The free world prays that Mattis will persuade Trump to play the democratic statesman at the NATO meeting. Putin yearns for Trump to continue attacking democratic leaders, dividing democratic peoples, undermining democratic alliances and tearing at the fabric of democratic institutions. Trump and Mattis may well be destined for a historic clash of world views.
It appears Trump is determined to conduct a secret meeting with Putin, with no Americans present at this critical moment. This prospect horrifies leaders throughout the democratic world who are terrified by what could transpire if Putin and Trump collude in concert, without free-world witnesses, on whatever ventures they secretly discuss.
Secretary of Defense Mattis should be present at all meetings between Putin and Trump, without exception. There must be no secret meetings between the Russian dictator and the American president.
The battlefield between Trump and Putin on one hand, and Mueller on the other, is converging with the midterm elections because of the delay and defame strategy of Trump. Putin fears Mueller because he fears the public exposure of his attacks against America.
Trump fears Mueller and masterminds an all-out attack against him, because he fears what Mueller may find about collusion between his inner circle and Russians attacking America under orders from Putin.
Mueller should take no public actions after Oct. 1 and before the midterm elections. Until Oct. 1, he should act wherever the facts lead him.
The coming midterm elections may be the most important midterm elections in American history. There is a high probability that Democrats emerge with control of at least one house of Congress and possibly both.

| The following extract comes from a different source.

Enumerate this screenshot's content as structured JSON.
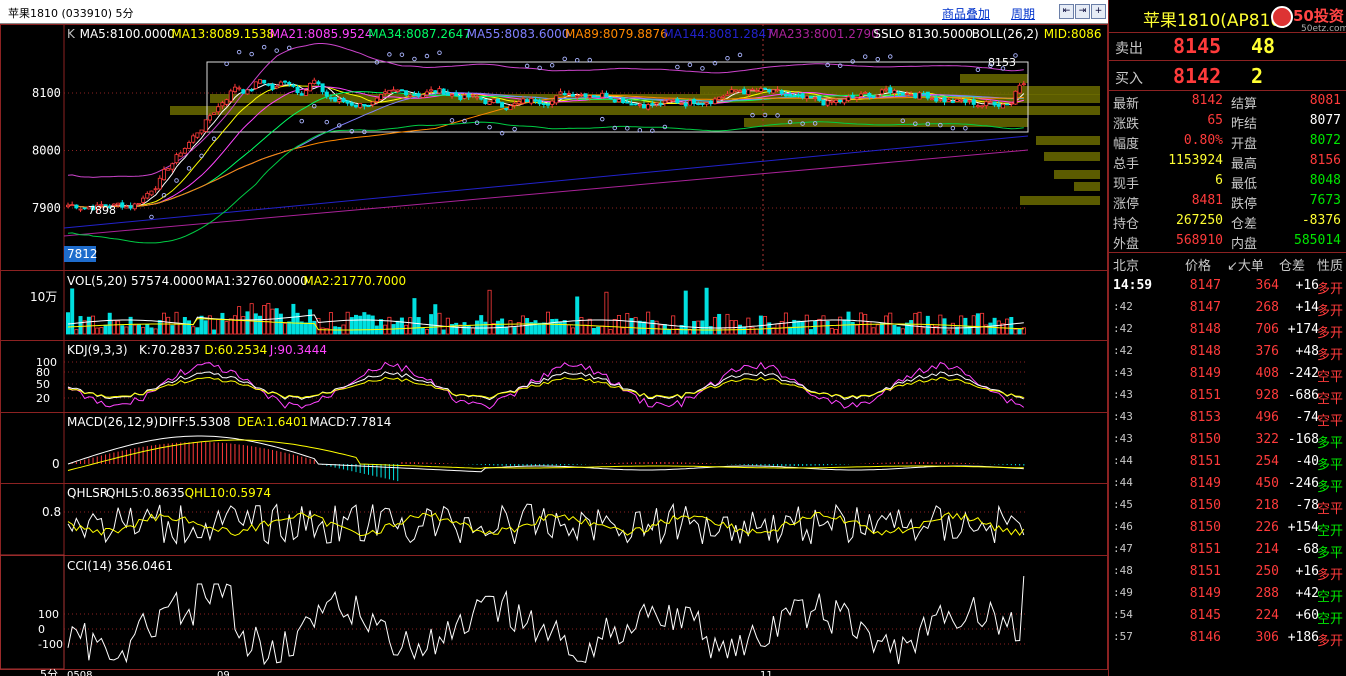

There is an ominous sense among voters that something has gone terribly wrong in America with Trump and Republicans in control of every branch of government.
The liberal base is rising. As I recently wrote, a growing number of principled conservatives agree that the nation would be served by Democratic control of Congress, for reasons including the battles of Mattis vs. Trump vs. NATO vs. Putin vs. Mueller discussed here.

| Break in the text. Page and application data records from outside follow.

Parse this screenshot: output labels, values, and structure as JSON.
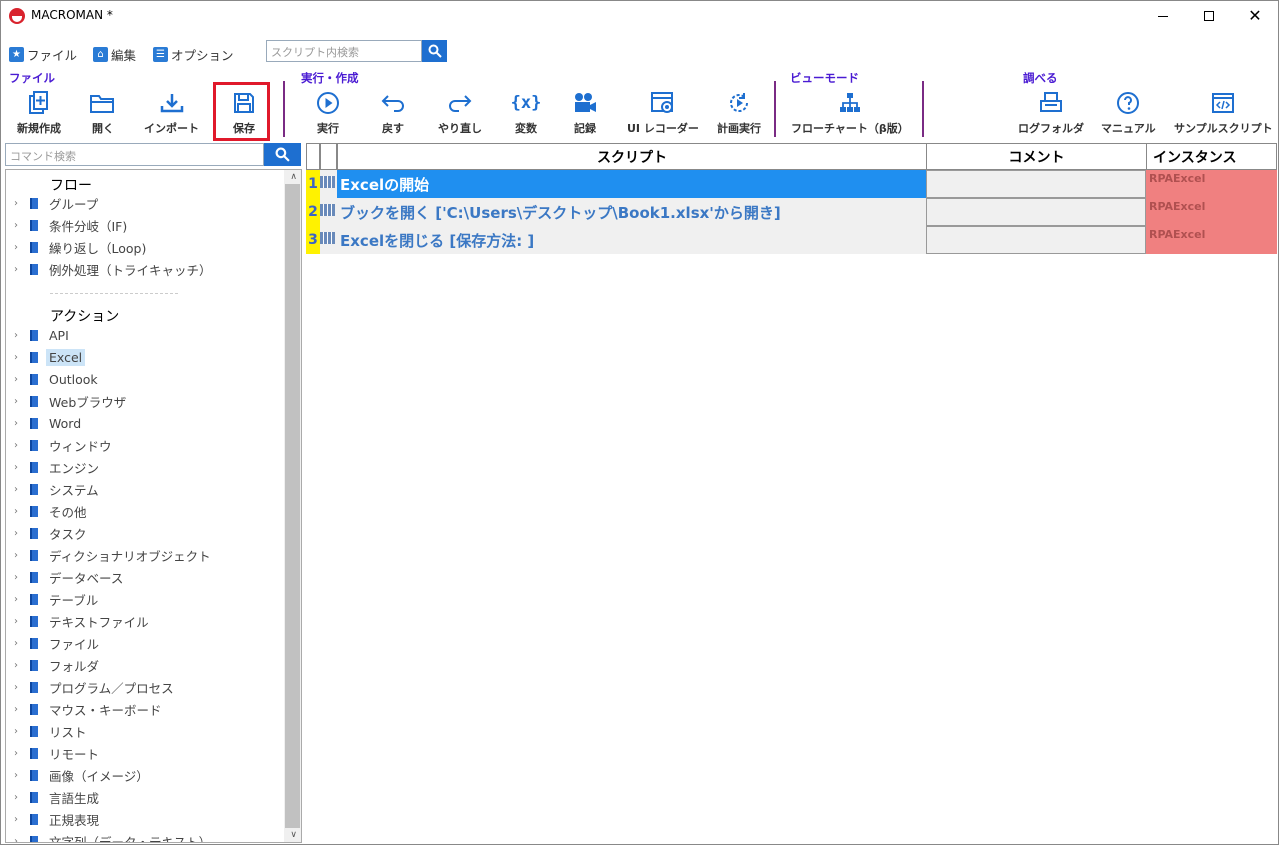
{
  "window": {
    "title": "MACROMAN *"
  },
  "menu": [
    {
      "label": "ファイル"
    },
    {
      "label": "編集"
    },
    {
      "label": "オプション"
    }
  ],
  "script_search": {
    "placeholder": "スクリプト内検索"
  },
  "groups": {
    "file": "ファイル",
    "run": "実行・作成",
    "view": "ビューモード",
    "lookup": "調べる"
  },
  "toolbar": {
    "new": "新規作成",
    "open": "開く",
    "import": "インポート",
    "save": "保存",
    "run": "実行",
    "undo": "戻す",
    "redo": "やり直し",
    "variables": "変数",
    "record": "記録",
    "ui_recorder": "UI レコーダー",
    "scheduled_run": "計画実行",
    "flowchart": "フローチャート（β版）",
    "log_folder": "ログフォルダ",
    "manual": "マニュアル",
    "sample_scripts": "サンプルスクリプト"
  },
  "command_search": {
    "placeholder": "コマンド検索"
  },
  "tree": {
    "flow_heading": "フロー",
    "flow_items": [
      "グループ",
      "条件分岐（IF)",
      "繰り返し（Loop)",
      "例外処理（トライキャッチ）"
    ],
    "action_heading": "アクション",
    "action_items": [
      "API",
      "Excel",
      "Outlook",
      "Webブラウザ",
      "Word",
      "ウィンドウ",
      "エンジン",
      "システム",
      "その他",
      "タスク",
      "ディクショナリオブジェクト",
      "データベース",
      "テーブル",
      "テキストファイル",
      "ファイル",
      "フォルダ",
      "プログラム／プロセス",
      "マウス・キーボード",
      "リスト",
      "リモート",
      "画像（イメージ）",
      "言語生成",
      "正規表現",
      "文字列（データ・テキスト）"
    ],
    "selected": "Excel"
  },
  "grid": {
    "headers": {
      "script": "スクリプト",
      "comment": "コメント",
      "instance": "インスタンス"
    },
    "rows": [
      {
        "num": "1",
        "script": "Excelの開始",
        "comment": "",
        "instance": "RPAExcel"
      },
      {
        "num": "2",
        "script": "ブックを開く ['C:\\Users\\デスクトップ\\Book1.xlsx'から開き]",
        "comment": "",
        "instance": "RPAExcel"
      },
      {
        "num": "3",
        "script": "Excelを閉じる [保存方法: ]",
        "comment": "",
        "instance": "RPAExcel"
      }
    ]
  },
  "colors": {
    "accent": "#1e6fd0",
    "group_label": "#4a1bd3",
    "highlight": "#e0192b",
    "instance_bg": "#f08080",
    "row_num_bg": "#fff200"
  }
}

Brent Budowsky was an aide to former Sen. Lloyd Bentsen (D-Texas) and former Rep. Bill Alexander (D-Ark.), who was chief deputy majority whip of the U.S. House of Representatives. He holds an LLM in international financial law from the London School of Economics.